Now, if you have peer review, teachers from the grade above reviewing those below it, 360 feedback, etc. before and after tenure is granted and teachers can be fired (after showing little or no improvement for a two year period) for not teaching kids then fine, keep tenure. Without this, tenure needs to go.

The union does need to be taken down several notches -- it does not put the children first. Never has. Never will. Period. Paragraph.

Sorry, but it is true in my district and I bet it is true in most districts.

Thanks for letting me post --

Elizabeth

Darren said...

Elizabeth, thanks for commenting.

I'll agree with you that the union doesn't put kids first--AND I DON'T WANT IT TO. It's a TEACHERS union, and I want them looking after ME. I don't want them getting involved in politics, I don't want them telling me who to vote for for insurance commissioner or telling me I should vote for the proposition that deals with prescription drugs--I want them focusing on my pay and benefits and nothing else.

Until they do that, they DO need to be taken down a few notches.

Having said that, it's not the change in tenure from 2 to 5 years that gets me about this proposition. It's the removal of so many due process protections that we *as government employees* have, essentially putting us at the whim of an administrator.

And before you bring up "the real world", I've worked there. There's very little about the education field that operates like a business, and this area of hiring and firing people is *not* one of those areas and shouldn't be treated as such.

I can elaborate if you like, but I'm sure you see my point.

tiredofaaronl said...

Tenure is essential to academia. Unlike virtually every other profession, teachers aren't producing or selling anything worth direct monetary value. We don't save lives or cure people either.

I would vote YES on I-74. Are there crazy administrators out there? Absolutely. But there are even more crazy teachers. Two unsatisfactory reviews back to back in two years ought to be enough to fire a teacher without further grace periods. Knowing that there is no longer an urgent two year window to fire a crappy teacher, a principal can give the teacher the benefit of the doubt that they'll improve, knowing that she'll still be able to let the teacher go if they can't get it right with a few more years under their belts.

As it is now, administrators have only two years to decide if they want to keep a teacher...not a very long time to get a sense for how they'll be 10 years down the road. If a teacher showed even the slightest signs of craziness, I'd be inclined to fire them if I was a principal. Increasing the period of tenure will probably eventually REDUCE the firing of California teachers.

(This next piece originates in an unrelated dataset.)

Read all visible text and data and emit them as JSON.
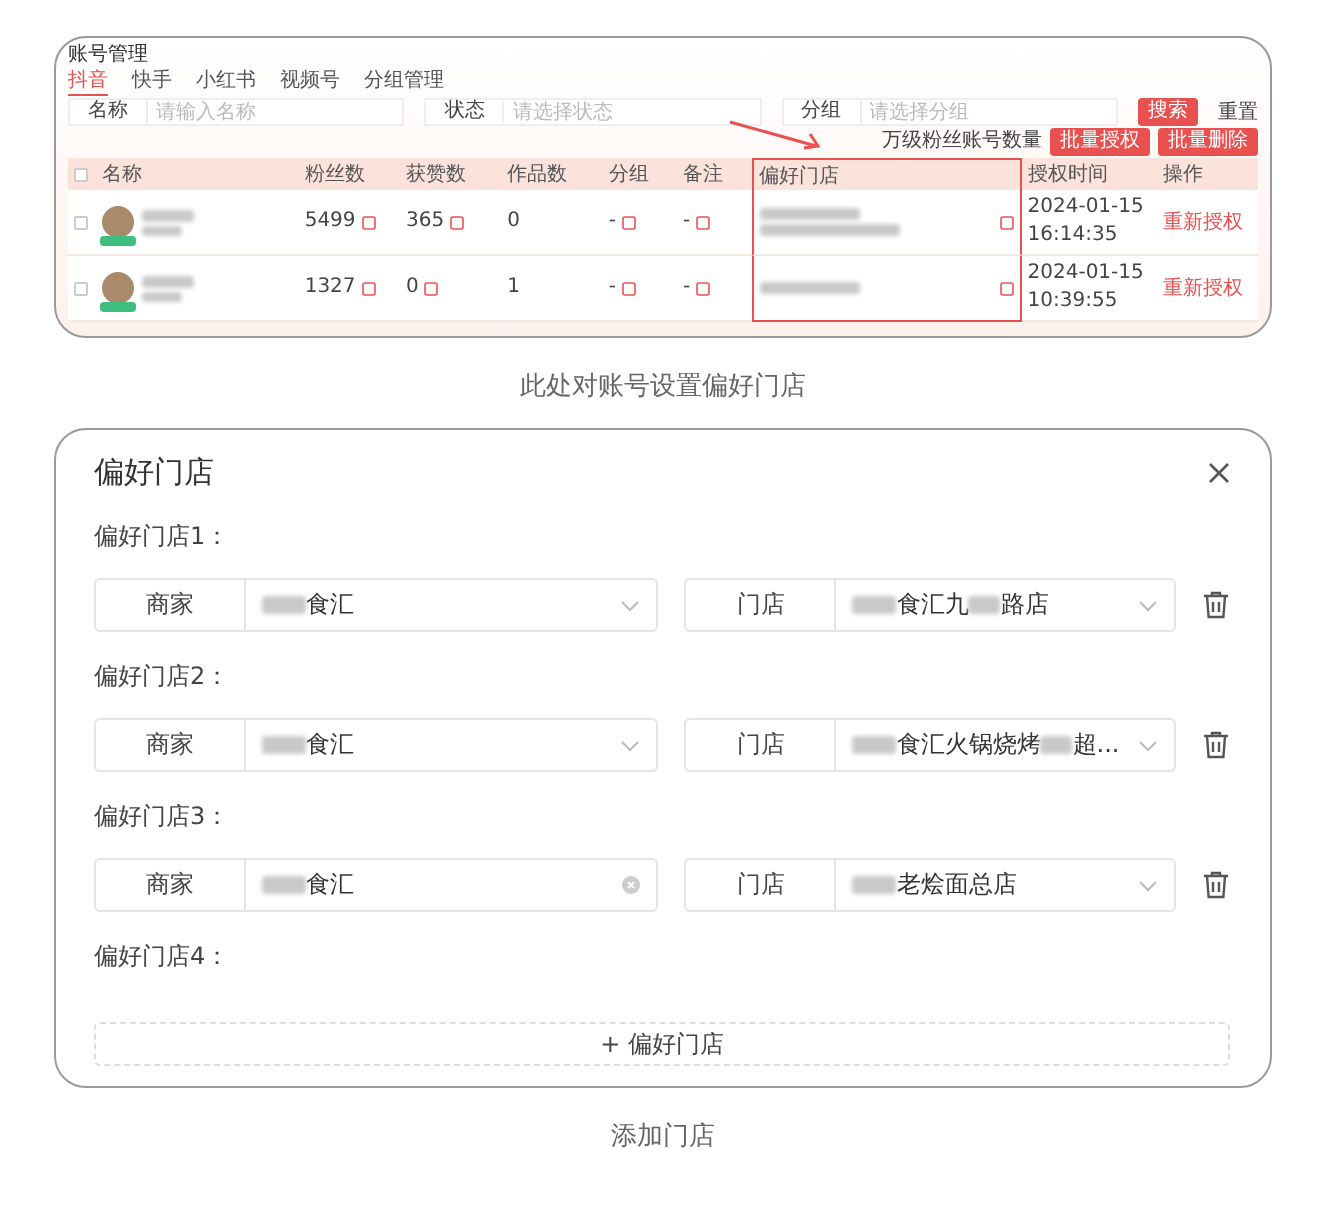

As to getting fired for making a hissy fit over curriculum and best practices. Shut up for a few years! We teachers think we're saving the world. We're not. Whole language, direct instruction, group work, blah blah blah. The impact we have on children's lives is minimal. The kids aren't going to die if they miss a year of the best new instruction method. Current theories of learning suggest that most of us adults had pretty crappy educational experiences back in the day. Yet here we are, using the internet, engaging in mature discussions, reading etc...